=== Begin Enclosure ===
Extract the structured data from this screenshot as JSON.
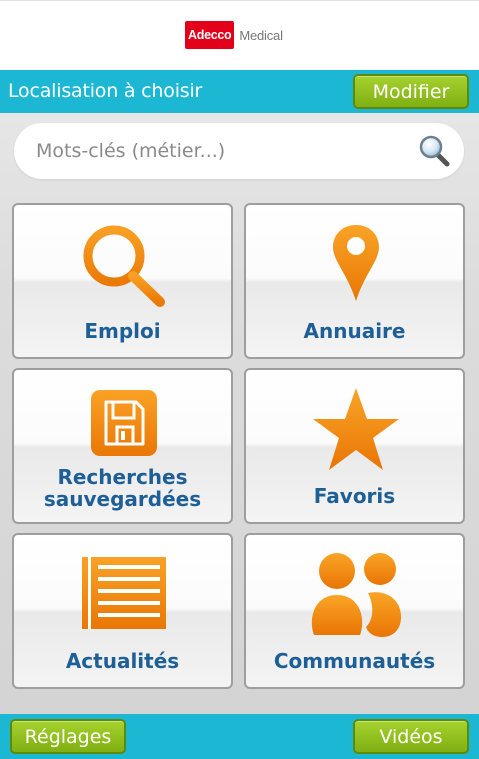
{
  "header": {
    "logo_brand": "Adecco",
    "logo_sub": "Medical"
  },
  "location_bar": {
    "text": "Localisation à choisir",
    "modify_label": "Modifier"
  },
  "search": {
    "placeholder": "Mots-clés (métier...)"
  },
  "tiles": [
    {
      "label": "Emploi",
      "icon": "magnifier-icon"
    },
    {
      "label": "Annuaire",
      "icon": "map-pin-icon"
    },
    {
      "label_line1": "Recherches",
      "label_line2": "sauvegardées",
      "icon": "floppy-disk-icon"
    },
    {
      "label": "Favoris",
      "icon": "star-icon"
    },
    {
      "label": "Actualités",
      "icon": "newspaper-icon"
    },
    {
      "label": "Communautés",
      "icon": "people-icon"
    }
  ],
  "footer": {
    "settings_label": "Réglages",
    "videos_label": "Vidéos"
  },
  "colors": {
    "accent_cyan": "#1cb8d3",
    "button_green": "#8cbd1c",
    "icon_orange": "#f08a0c",
    "label_blue": "#1d5f96",
    "brand_red": "#e2001a"
  }
}
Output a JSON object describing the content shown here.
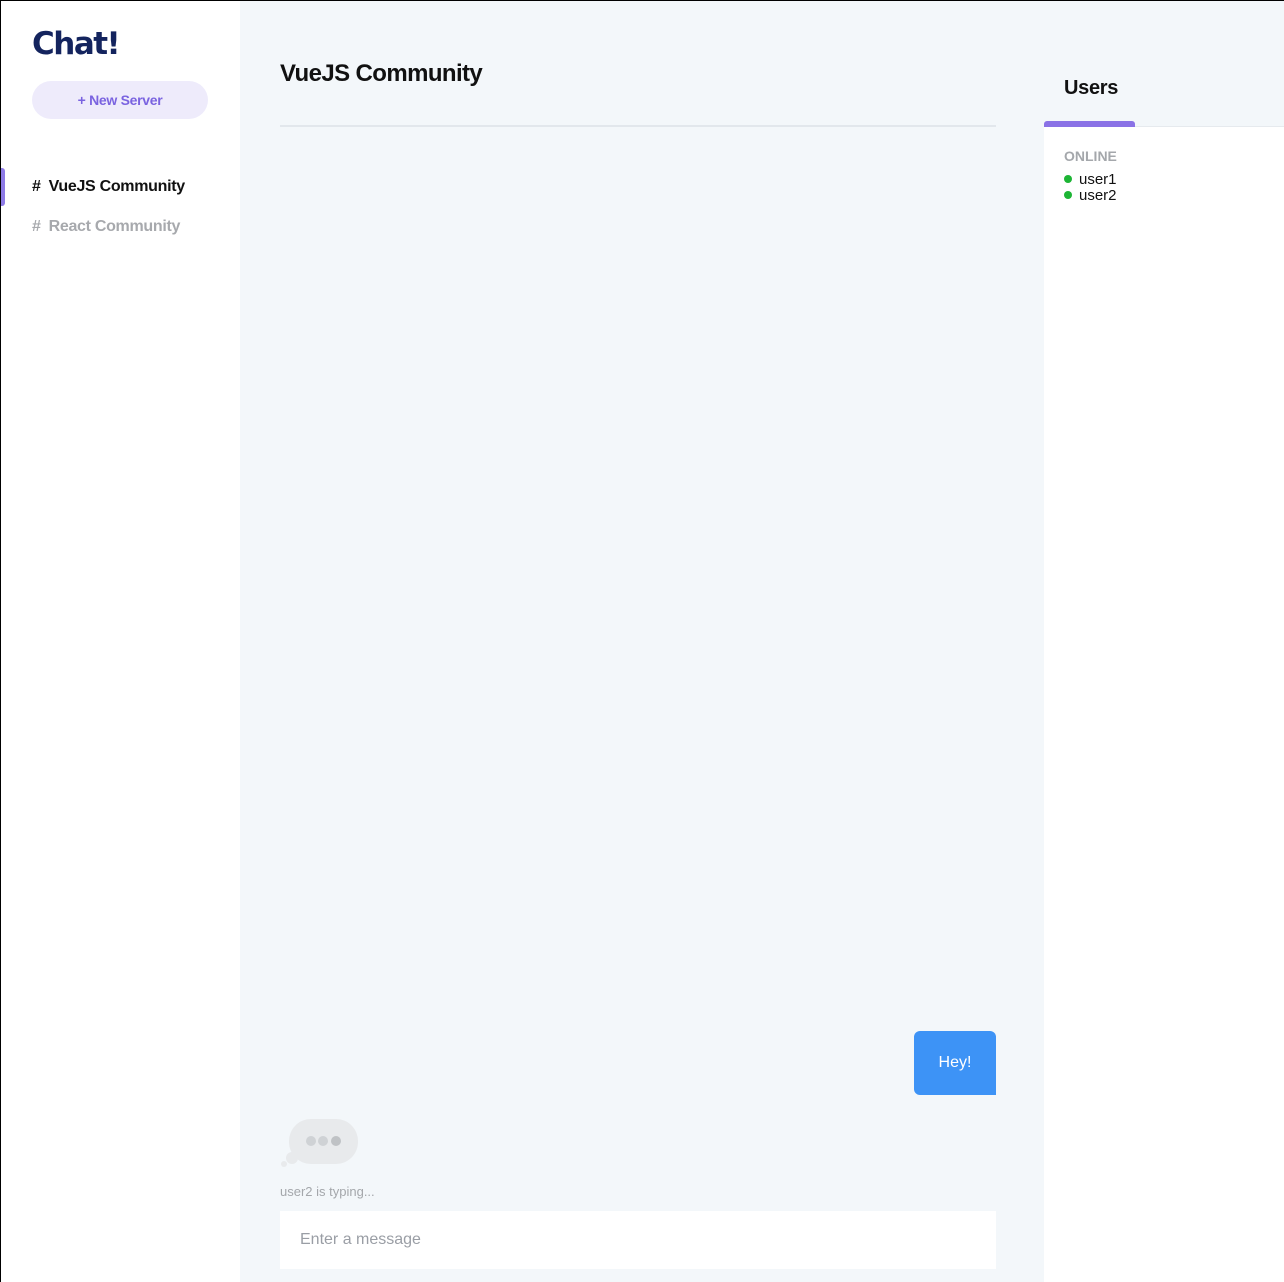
{
  "app": {
    "logo": "Chat!",
    "new_server_label": "+ New Server"
  },
  "servers": [
    {
      "hash": "#",
      "name": "VueJS Community",
      "active": true
    },
    {
      "hash": "#",
      "name": "React Community",
      "active": false
    }
  ],
  "channel": {
    "title": "VueJS Community"
  },
  "messages": [
    {
      "text": "Hey!",
      "own": true
    }
  ],
  "typing": {
    "text": "user2 is typing..."
  },
  "composer": {
    "placeholder": "Enter a message"
  },
  "users_panel": {
    "tab_label": "Users",
    "online_label": "ONLINE",
    "users": [
      {
        "name": "user1"
      },
      {
        "name": "user2"
      }
    ]
  },
  "colors": {
    "accent": "#8a72e6",
    "message_bubble": "#3d93f6",
    "online": "#1db535",
    "logo": "#14245e"
  },
  "icons": {
    "typing": "typing-bubble-icon",
    "online": "online-status-icon"
  }
}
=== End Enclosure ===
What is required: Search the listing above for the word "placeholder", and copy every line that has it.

Response area:
    "placeholder": "Mots-clés (métier...)"
    "placeholder": "Enter a message"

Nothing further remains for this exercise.